J Comp Neurol. 2003 Jan 20;455(4):477-87. doi: 10.1002/cne.10503.


Textbooks of embryology provide a standard set of drawings and text reflecting the traditional interpretation of phrenic nerve and diaphragm development based on anatomical dissections of embryonic tissue. Here, we revisit this issue, taking advantage of immunohistochemical markers for muscle precursors in conjunction with mouse mutants to perform a systematic examination of phrenic-diaphragm embryogenesis. This includes examining the spatiotemporal relationship of phrenic axon outgrowth and muscle precursors during different stages of myogenesis. Additionally, mutant mice lacking c-met receptors were used to visualize the mesenchymal substratum of the developing diaphragm in the absence of myogenic cells. We found no evidence for contributions to the diaphragm musculature from the lateral body wall, septum transversum, or esophageal mesenchyme, as standard dogma would state. Nor did the data support the hypothesis that the crural diaphragm is of distinct embryological origins.
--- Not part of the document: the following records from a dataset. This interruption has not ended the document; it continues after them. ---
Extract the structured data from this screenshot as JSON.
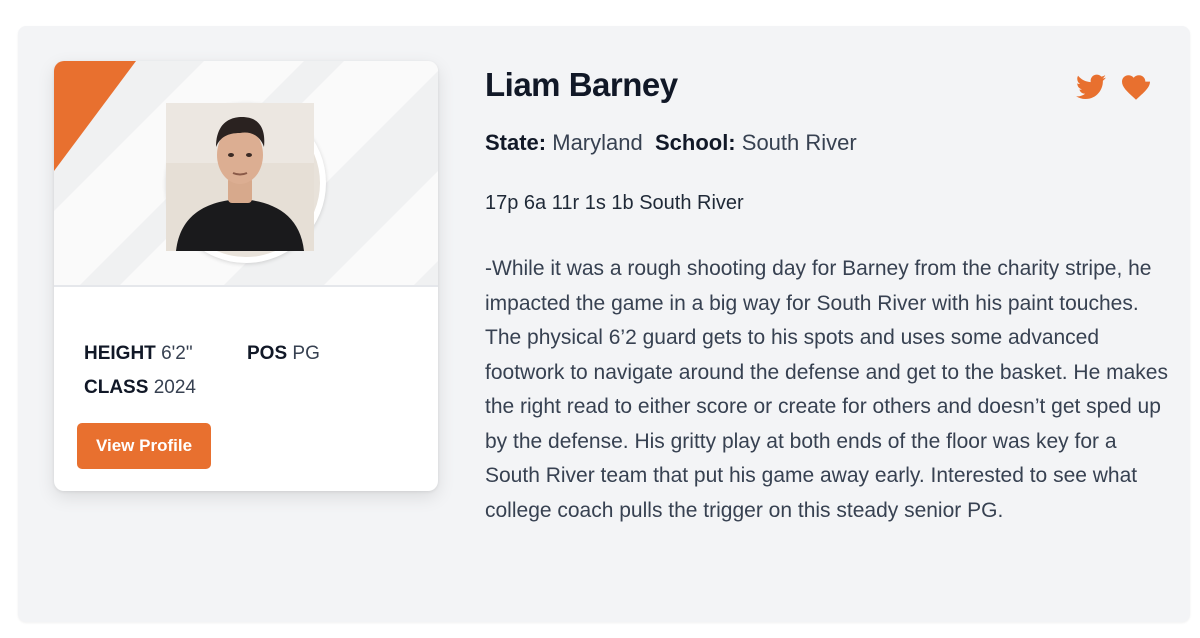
{
  "player": {
    "name": "Liam Barney",
    "state_label": "State:",
    "state": "Maryland",
    "school_label": "School:",
    "school": "South River",
    "statline": "17p 6a 11r 1s 1b South River",
    "description": "-While it was a rough shooting day for Barney from the charity stripe, he impacted the game in a big way for South River with his paint touches. The physical 6’2 guard gets to his spots and uses some advanced footwork to navigate around the defense and get to the basket. He makes the right read to either score or create for others and doesn’t get sped up by the defense. His gritty play at both ends of the floor was key for a South River team that put his game away early. Interested to see what college coach pulls the trigger on this steady senior PG."
  },
  "card": {
    "height_label": "HEIGHT",
    "height": "6'2\"",
    "pos_label": "POS",
    "pos": "PG",
    "class_label": "CLASS",
    "class": "2024",
    "button_label": "View Profile"
  },
  "icons": {
    "twitter": "twitter-icon",
    "favorite": "heart-icon"
  },
  "colors": {
    "accent": "#e8702f",
    "panel_bg": "#f3f4f6",
    "heading": "#111827",
    "body_text": "#374151"
  }
}
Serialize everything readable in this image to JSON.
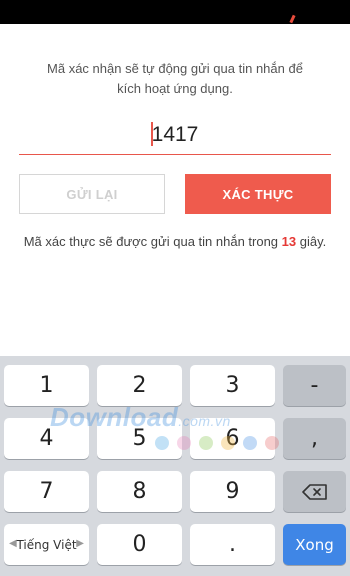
{
  "instructions": {
    "line1": "Mã xác nhận sẽ tự động gửi qua tin nhắn để",
    "line2": "kích hoạt ứng dụng."
  },
  "code_field": {
    "value": "1417"
  },
  "buttons": {
    "resend": "GỬI LẠI",
    "verify": "XÁC THỰC"
  },
  "countdown": {
    "prefix": "Mã xác thực sẽ được gửi qua tin nhắn trong",
    "seconds": "13",
    "suffix": "giây."
  },
  "keyboard": {
    "keys": [
      "1",
      "2",
      "3",
      "-",
      "4",
      "5",
      "6",
      ",",
      "7",
      "8",
      "9",
      "0",
      "."
    ],
    "language": "Tiếng Việt",
    "done": "Xong",
    "backspace_icon": "backspace-icon"
  },
  "watermark": {
    "brand": "Download",
    "domain": ".com.vn"
  },
  "colors": {
    "accent": "#ef5b4d",
    "done_key": "#3f86e6",
    "countdown_number": "#e53935"
  }
}
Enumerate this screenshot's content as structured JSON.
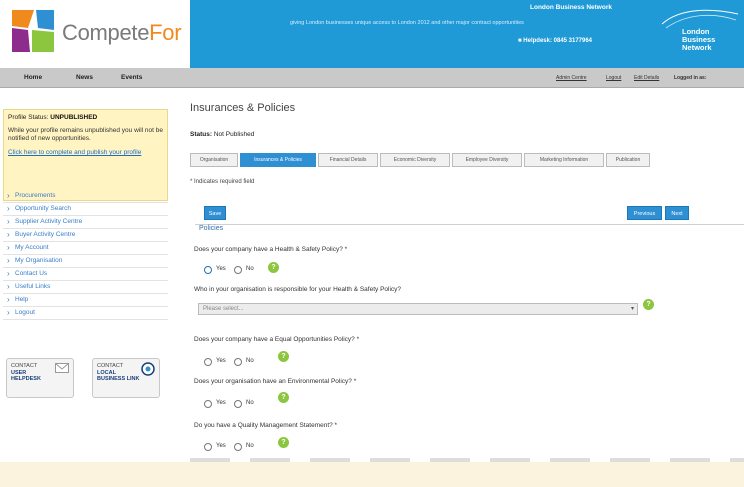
{
  "header": {
    "logo_prefix": "Compete",
    "logo_suffix": "For",
    "tagline": "giving London businesses unique access to London 2012 and other major contract opportunities",
    "network_top": "London Business Network",
    "helpdesk": "Helpdesk: 0845 3177964",
    "lbn_line1": "London",
    "lbn_line2": "Business",
    "lbn_line3": "Network"
  },
  "nav": {
    "items": [
      "Home",
      "News",
      "Events"
    ],
    "right_links": [
      "Admin Centre",
      "Logout",
      "Edit Details",
      "Logged in as:"
    ]
  },
  "sidebar": {
    "status_label": "Profile Status:",
    "status_value": "UNPUBLISHED",
    "status_message": "While your profile remains unpublished you will not be notified of new opportunities.",
    "status_link": "Click here to complete and publish your profile",
    "menu": [
      "Procurements",
      "Opportunity Search",
      "Supplier Activity Centre",
      "Buyer Activity Centre",
      "My Account",
      "My Organisation",
      "Contact Us",
      "Useful Links",
      "Help",
      "Logout"
    ],
    "contact_helpdesk": [
      "CONTACT",
      "USER",
      "HELPDESK"
    ],
    "contact_local": [
      "CONTACT",
      "LOCAL",
      "BUSINESS LINK"
    ]
  },
  "main": {
    "title": "Insurances & Policies",
    "status_label": "Status:",
    "status_value": "Not Published",
    "tabs": [
      "Organisation",
      "Insurances & Policies",
      "Financial Details",
      "Economic Diversity",
      "Employee Diversity",
      "Marketing Information",
      "Publication"
    ],
    "active_tab": 1,
    "required_note": "* Indicates required field",
    "save_label": "Save",
    "previous_label": "Previous",
    "next_label": "Next",
    "section_title": "Policies",
    "q1": "Does your company have a Health & Safety Policy? *",
    "q1_sub": "Who in your organisation is responsible for your Health & Safety Policy?",
    "select_placeholder": "Please select...",
    "q2": "Does your company have a Equal Opportunities Policy? *",
    "q3": "Does your organisation have an Environmental Policy? *",
    "q4": "Do you have a Quality Management Statement? *",
    "yes": "Yes",
    "no": "No",
    "help_symbol": "?"
  },
  "colors": {
    "header_blue": "#1f9ad6",
    "accent_blue": "#2f8fd3",
    "help_green": "#8cc63f",
    "status_yellow": "#fff4c2",
    "frame": "#fbf3dd"
  }
}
Rather, we found that myogenic cells and axons destined to form the neuromuscular component of the diaphragm coalesce within the pleuroperitoneal fold (PPF). It is the expansion of these components of the PPF that leads to the formation of the diaphragm. Furthermore, we extended these studies to examine the developing diaphragm in an animal model of congenital diaphragmatic hernia (CDH). We find that malformation of the PPF mesenchymal substratum leads to the defect characteristic of CDH. In summary, the data demonstrates that a significant revision of narratives describing normal and pathological development of the diaphragm is warranted.
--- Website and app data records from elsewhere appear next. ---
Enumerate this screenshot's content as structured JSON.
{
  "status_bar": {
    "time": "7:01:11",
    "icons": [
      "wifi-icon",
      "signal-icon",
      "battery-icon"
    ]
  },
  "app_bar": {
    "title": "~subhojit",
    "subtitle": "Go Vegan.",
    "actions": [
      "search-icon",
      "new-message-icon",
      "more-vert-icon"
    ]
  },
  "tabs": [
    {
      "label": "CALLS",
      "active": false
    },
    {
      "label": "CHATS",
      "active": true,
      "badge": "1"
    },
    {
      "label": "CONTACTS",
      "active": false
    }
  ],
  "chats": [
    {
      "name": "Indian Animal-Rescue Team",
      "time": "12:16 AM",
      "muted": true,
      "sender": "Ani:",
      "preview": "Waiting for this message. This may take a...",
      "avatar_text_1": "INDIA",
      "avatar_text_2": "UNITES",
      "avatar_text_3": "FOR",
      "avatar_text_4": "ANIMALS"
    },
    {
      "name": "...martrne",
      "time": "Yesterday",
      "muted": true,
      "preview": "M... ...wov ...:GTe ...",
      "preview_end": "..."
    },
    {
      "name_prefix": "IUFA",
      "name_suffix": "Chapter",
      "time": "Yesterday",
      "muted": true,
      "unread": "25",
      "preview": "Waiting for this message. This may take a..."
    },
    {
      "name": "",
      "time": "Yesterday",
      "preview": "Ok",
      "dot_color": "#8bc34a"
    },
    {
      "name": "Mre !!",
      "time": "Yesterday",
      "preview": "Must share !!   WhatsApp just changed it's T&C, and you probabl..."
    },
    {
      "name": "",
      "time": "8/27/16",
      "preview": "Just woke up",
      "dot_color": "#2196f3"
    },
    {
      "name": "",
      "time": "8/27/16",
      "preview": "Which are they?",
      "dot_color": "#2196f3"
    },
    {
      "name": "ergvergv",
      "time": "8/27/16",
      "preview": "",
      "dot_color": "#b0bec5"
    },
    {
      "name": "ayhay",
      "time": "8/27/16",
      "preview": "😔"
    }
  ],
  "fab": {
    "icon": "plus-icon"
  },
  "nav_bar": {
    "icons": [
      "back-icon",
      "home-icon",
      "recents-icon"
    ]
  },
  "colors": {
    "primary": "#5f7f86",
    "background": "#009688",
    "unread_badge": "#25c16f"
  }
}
Publication types

  • Research Support, Non-U.S. Gov't

MeSH terms

  • Animals
  • Cell Division
  • Cell Movement
  • Diaphragm / abnormalities*
  • Diaphragm / innervation
  • Diaphragm / pathology
  • Disease Models, Animal
  • Hernia, Diaphragmatic / chemically induced
  • Hernia, Diaphragmatic / pathology*
  • Hernias, Diaphragmatic, Congenital*
  • Mice
  • Muscle Development
  • Muscle Fibers, Skeletal / cytology
  • Phenyl Ethers
  • Phrenic Nerve / cytology
  • Phrenic Nerve / embryology*
  • Proto-Oncogene Proteins c-met / deficiency
  • Proto-Oncogene Proteins c-met / genetics
  • Rats
  • Respiratory System Abnormalities / genetics
  • Respiratory System Abnormalities / pathology*
  • Stem Cells / cytology
  • Stem Cells / metabolism


  • Phenyl Ethers
  • Proto-Oncogene Proteins c-met
  • nitrofen